BRIEF = Provide only the number of lines below in which the string "into" occurs.

Start of MATERIAL PROVIDED

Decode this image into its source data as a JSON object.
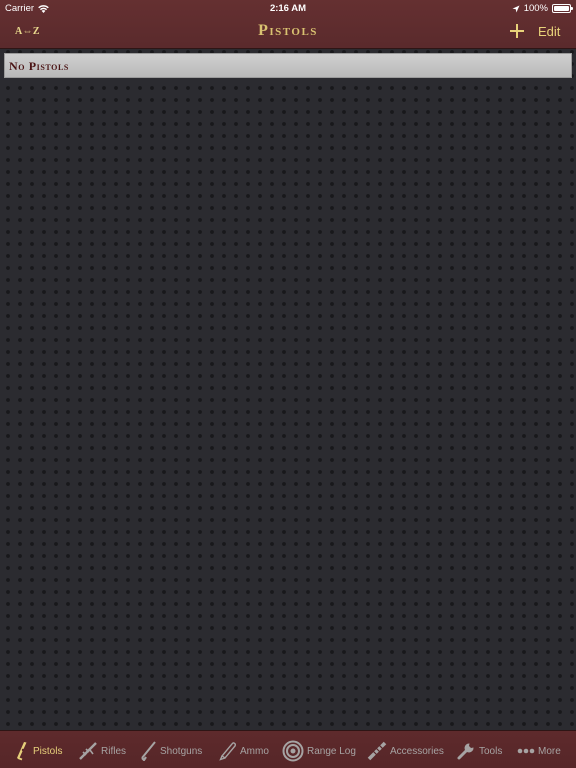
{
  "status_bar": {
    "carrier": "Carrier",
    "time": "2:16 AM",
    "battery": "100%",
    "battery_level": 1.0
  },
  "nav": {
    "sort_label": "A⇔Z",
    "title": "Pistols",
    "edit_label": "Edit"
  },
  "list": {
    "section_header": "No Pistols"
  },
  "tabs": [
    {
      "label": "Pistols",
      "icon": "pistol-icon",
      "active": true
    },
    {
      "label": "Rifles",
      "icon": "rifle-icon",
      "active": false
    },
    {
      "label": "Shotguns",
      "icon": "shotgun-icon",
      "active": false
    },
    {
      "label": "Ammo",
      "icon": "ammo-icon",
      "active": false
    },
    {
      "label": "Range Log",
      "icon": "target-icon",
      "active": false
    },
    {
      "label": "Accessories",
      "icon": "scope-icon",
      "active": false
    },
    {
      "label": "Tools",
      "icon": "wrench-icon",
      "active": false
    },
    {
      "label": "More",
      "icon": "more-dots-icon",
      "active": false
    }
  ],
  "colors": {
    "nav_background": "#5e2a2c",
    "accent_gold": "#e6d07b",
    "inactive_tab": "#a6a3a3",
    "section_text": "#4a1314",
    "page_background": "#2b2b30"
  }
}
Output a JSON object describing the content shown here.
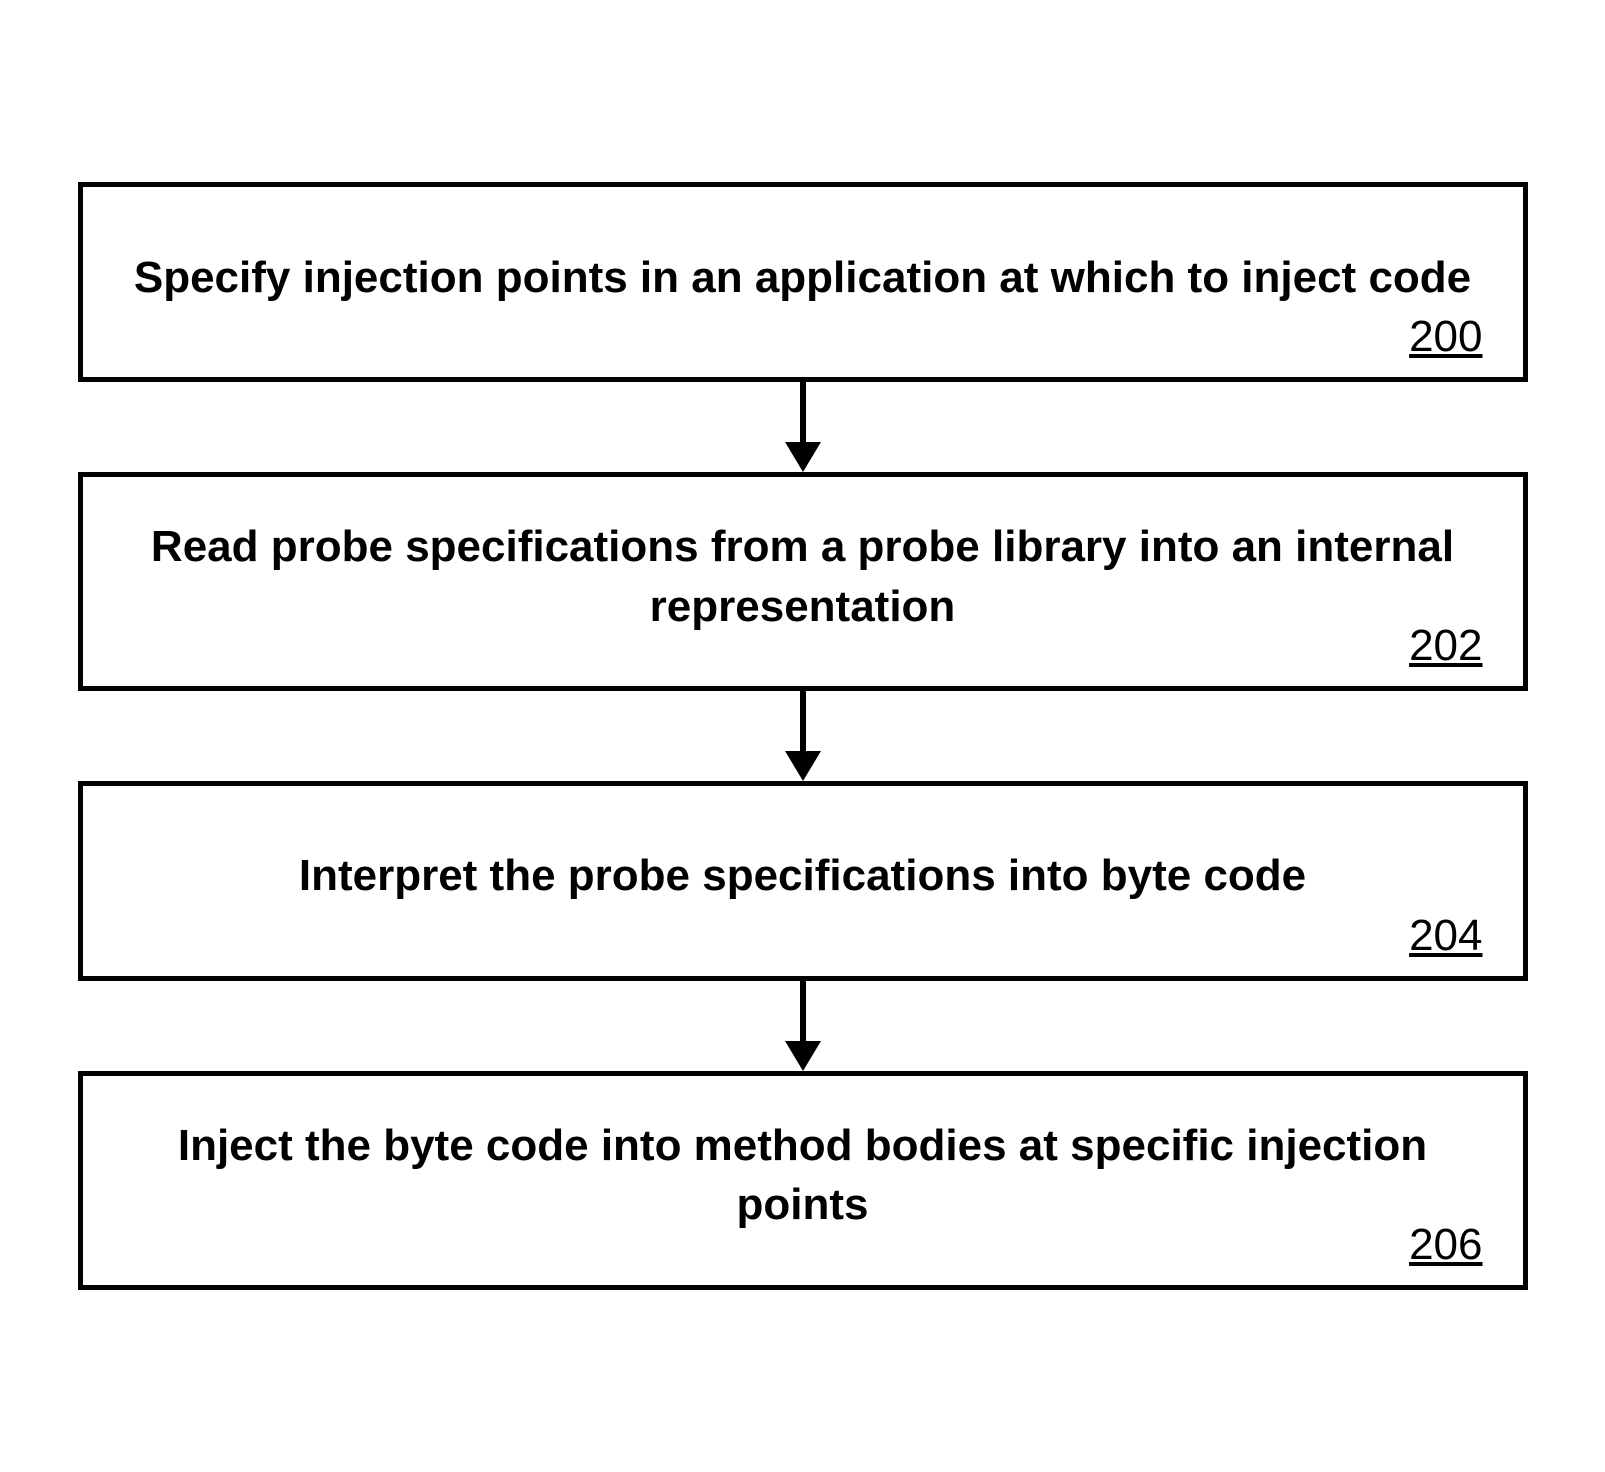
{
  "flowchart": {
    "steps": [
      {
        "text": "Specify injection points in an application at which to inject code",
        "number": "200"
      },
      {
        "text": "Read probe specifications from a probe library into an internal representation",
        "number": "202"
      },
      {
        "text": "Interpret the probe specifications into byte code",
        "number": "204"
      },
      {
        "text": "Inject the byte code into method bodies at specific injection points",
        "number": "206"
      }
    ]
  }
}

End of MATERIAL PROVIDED
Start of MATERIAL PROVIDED

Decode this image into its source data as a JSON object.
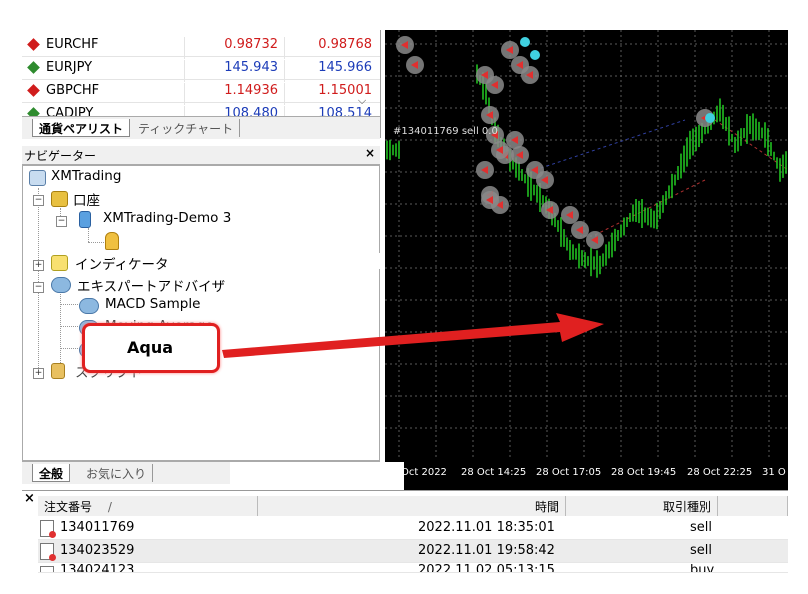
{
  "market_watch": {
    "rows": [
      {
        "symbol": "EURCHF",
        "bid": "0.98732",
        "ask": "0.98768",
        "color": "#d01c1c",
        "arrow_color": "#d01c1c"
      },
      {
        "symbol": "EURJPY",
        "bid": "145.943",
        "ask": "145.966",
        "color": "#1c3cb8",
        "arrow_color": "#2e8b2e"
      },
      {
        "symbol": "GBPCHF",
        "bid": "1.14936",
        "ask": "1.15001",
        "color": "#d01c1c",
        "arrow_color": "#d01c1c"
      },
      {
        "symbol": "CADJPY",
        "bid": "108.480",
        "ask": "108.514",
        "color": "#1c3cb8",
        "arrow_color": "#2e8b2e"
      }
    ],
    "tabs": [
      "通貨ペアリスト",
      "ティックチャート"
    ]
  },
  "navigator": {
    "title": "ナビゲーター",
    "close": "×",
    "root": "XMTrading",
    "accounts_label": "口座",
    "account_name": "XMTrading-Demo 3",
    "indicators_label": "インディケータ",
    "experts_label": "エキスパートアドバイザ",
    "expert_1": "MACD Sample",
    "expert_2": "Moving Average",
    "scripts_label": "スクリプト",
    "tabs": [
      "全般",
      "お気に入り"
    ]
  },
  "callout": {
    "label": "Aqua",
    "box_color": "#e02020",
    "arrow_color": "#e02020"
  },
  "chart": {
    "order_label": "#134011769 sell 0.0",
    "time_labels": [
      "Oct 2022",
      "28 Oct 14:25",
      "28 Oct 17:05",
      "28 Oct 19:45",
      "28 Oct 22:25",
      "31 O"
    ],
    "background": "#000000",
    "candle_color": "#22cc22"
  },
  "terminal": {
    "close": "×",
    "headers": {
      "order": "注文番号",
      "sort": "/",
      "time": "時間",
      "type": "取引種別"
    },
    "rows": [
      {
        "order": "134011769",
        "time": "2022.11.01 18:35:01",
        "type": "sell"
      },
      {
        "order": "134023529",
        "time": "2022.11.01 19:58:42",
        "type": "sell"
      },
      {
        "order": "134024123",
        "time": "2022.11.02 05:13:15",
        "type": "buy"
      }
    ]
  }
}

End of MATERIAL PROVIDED

FINISHED EXERCISE = 5